In my twenties and thirties, I was single and unencumbered. My life consisted of working, saving money, and taking a long hike. I walked the length of the long green tunnel, traversed the crest and followed the great divide. My life consisted of wonderful memories, experiences and moments made over the years.

Then my priorities shifted a bit. I married Mrs Mags, formed a community I care about and started to plan for more than my next-big-hike. I, frankly, don't want to be gone for four to six months at a time anymore. Four to six weeks sounds about right.


Currently, my goal in life is the creating of flexibility so I may attain my less time intense goals on a regular basis. Where I can maintain a marriage, a community and a career and still explore the backcountry for an extended period of time.

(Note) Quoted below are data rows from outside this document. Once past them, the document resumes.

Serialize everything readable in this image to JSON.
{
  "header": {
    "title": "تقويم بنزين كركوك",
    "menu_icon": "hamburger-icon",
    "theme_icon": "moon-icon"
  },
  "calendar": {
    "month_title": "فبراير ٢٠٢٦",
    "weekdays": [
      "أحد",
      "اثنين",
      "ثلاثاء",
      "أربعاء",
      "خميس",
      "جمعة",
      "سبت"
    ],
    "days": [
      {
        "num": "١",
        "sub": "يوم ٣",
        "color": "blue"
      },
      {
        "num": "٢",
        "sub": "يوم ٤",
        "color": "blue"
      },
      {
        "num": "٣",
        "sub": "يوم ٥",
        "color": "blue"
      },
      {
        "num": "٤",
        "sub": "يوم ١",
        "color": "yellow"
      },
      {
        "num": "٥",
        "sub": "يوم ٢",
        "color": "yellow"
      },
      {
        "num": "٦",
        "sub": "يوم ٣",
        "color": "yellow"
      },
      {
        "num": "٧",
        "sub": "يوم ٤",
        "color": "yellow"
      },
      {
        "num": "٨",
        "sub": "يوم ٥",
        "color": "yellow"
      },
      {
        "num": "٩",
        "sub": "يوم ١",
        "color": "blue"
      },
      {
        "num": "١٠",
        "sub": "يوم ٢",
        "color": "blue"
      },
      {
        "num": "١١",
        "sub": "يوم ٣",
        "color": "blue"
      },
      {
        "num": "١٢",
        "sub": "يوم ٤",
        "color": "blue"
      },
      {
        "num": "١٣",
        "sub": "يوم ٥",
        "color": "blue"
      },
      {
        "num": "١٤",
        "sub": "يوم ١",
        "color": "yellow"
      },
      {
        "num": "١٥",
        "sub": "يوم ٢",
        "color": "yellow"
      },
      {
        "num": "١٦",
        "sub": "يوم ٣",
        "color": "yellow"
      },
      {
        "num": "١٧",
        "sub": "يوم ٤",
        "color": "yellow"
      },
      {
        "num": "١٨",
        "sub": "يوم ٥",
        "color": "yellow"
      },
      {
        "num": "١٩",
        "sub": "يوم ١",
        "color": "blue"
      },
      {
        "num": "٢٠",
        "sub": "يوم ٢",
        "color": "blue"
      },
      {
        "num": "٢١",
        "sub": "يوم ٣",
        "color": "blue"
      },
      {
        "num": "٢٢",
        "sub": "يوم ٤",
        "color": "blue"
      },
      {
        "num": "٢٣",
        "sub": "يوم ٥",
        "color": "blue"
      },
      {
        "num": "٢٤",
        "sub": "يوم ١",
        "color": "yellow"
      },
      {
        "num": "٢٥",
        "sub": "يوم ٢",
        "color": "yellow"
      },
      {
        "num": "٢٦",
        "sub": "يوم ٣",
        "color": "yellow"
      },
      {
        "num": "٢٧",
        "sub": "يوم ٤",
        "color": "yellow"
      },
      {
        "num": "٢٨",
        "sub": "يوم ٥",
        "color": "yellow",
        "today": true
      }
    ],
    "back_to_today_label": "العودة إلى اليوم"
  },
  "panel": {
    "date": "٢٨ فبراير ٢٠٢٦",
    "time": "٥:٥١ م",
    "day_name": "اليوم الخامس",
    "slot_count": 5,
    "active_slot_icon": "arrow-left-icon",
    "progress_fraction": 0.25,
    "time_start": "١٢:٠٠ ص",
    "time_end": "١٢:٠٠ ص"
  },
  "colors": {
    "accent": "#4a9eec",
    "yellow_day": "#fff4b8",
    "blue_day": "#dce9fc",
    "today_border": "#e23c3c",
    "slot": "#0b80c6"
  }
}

In the mean-time, I still need my outdoor fix. Working full time, while working towards a goal of more flexible time, means I have vacations that range from one week or, if I am lucky, one month.

These lesser length hikes help maintain my sanity and get my needed outdoor fix.

The type of journeys I enjoy doing in this time frame are different than the usual suspects of the Long Trail, the John Muir Trail or the Wonderland Trail. These more well-known trails are great, but I prefer trails a little more off the beaten path… or perhaps have no path at all.

Here's some suggestions that may work for people in a similar position.


One Week

The nearly 100 mile long Highline Trail in the Uinta Mountains of Utah, commonly called the Uinta Highline Trail, takes in glacier carved valleys, is within striking distance of the highest point in Utah and starts in the sage brush and traverses through alpine terrain. The Uinta Mountains themselves are said to have nearly 2000 lakes, contain the largest expanse of above tree line area in the lower 48 second only to Colorado's San Juan Mountains and is the rare range that goes from east to west.

The trail itself is not defined in many areas and does require a person to pay attention to the terrain ahead of them. But the rewards of hiking this relatively unused wilderness area, other than Kings Peak itself, are excellent. A memorable adventure for anyone.

Be sure and check out the second part of the article


Two or Three Weeks

The almost 300 mile long Benton MacKaye Trail (BMT ) is a great way to see the beauty of the southern Appalachians without the crowds of the Appalachian Trail.

Thick stands of hardwoods, groves of mountain laurel, old communities and great views off the ridges… all to be seen on the BMT.

A speedy and disciplined hiker could do the trail in two weeks. Or a more leisurely pace can be done in three weeks.

Either way, hiking the BMT is a wonderful experience that is perfect for the person wishing to experience the Appalachians with a little more solitude.


Four Weeks

Though getting more popular, being a Colorado resident, I have a soft spot for The Colorado Trail. At 500 miles long, it is something a person with a light pack and who is in shape can do in four weeks without too much trouble.

Some incredible scenery can be seen, amazing ridge walks done and by being such a well-maintained trail, The Colorado Trail is an excellent introduction to long-distance hiking in the American West.

Highlights include the San Juan range, the new Collegiate West option which follows the Continental Divide and the aspen found in the lower mountains outside of the Denver start.

colorado trail

Choose your own adventure

Another option, and one I find very satisfying, is to put together your own route. Grab some maps, see what looks promising and go. No guidebook, no iPhone app or preset waypoints needed. Plotting out something that incorporates old mining routes, off-trail travel and existing trails or similar is an excellent way to make the most use of precious time off. Miles are not as important this way. It is more about the days out. When there is no trail, mileage goes down but the exploration, sense of discovery and reveling in something unique goes up.


See what that trail-less pass on the map looks like when up high. Explore that high alpine lake with no name and see if the fishing is good. And enjoy the view from the unnamed peak that has not been scaled in a long time.

Map and compass skills are needed. Sense of adventure encouraged. And a joy in the outdoors mandatory.

This post was contributed by former Gossamer Gear Trail Ambassador Paul "PMags" Magnanti

February 23, 2015 — Brian Fryer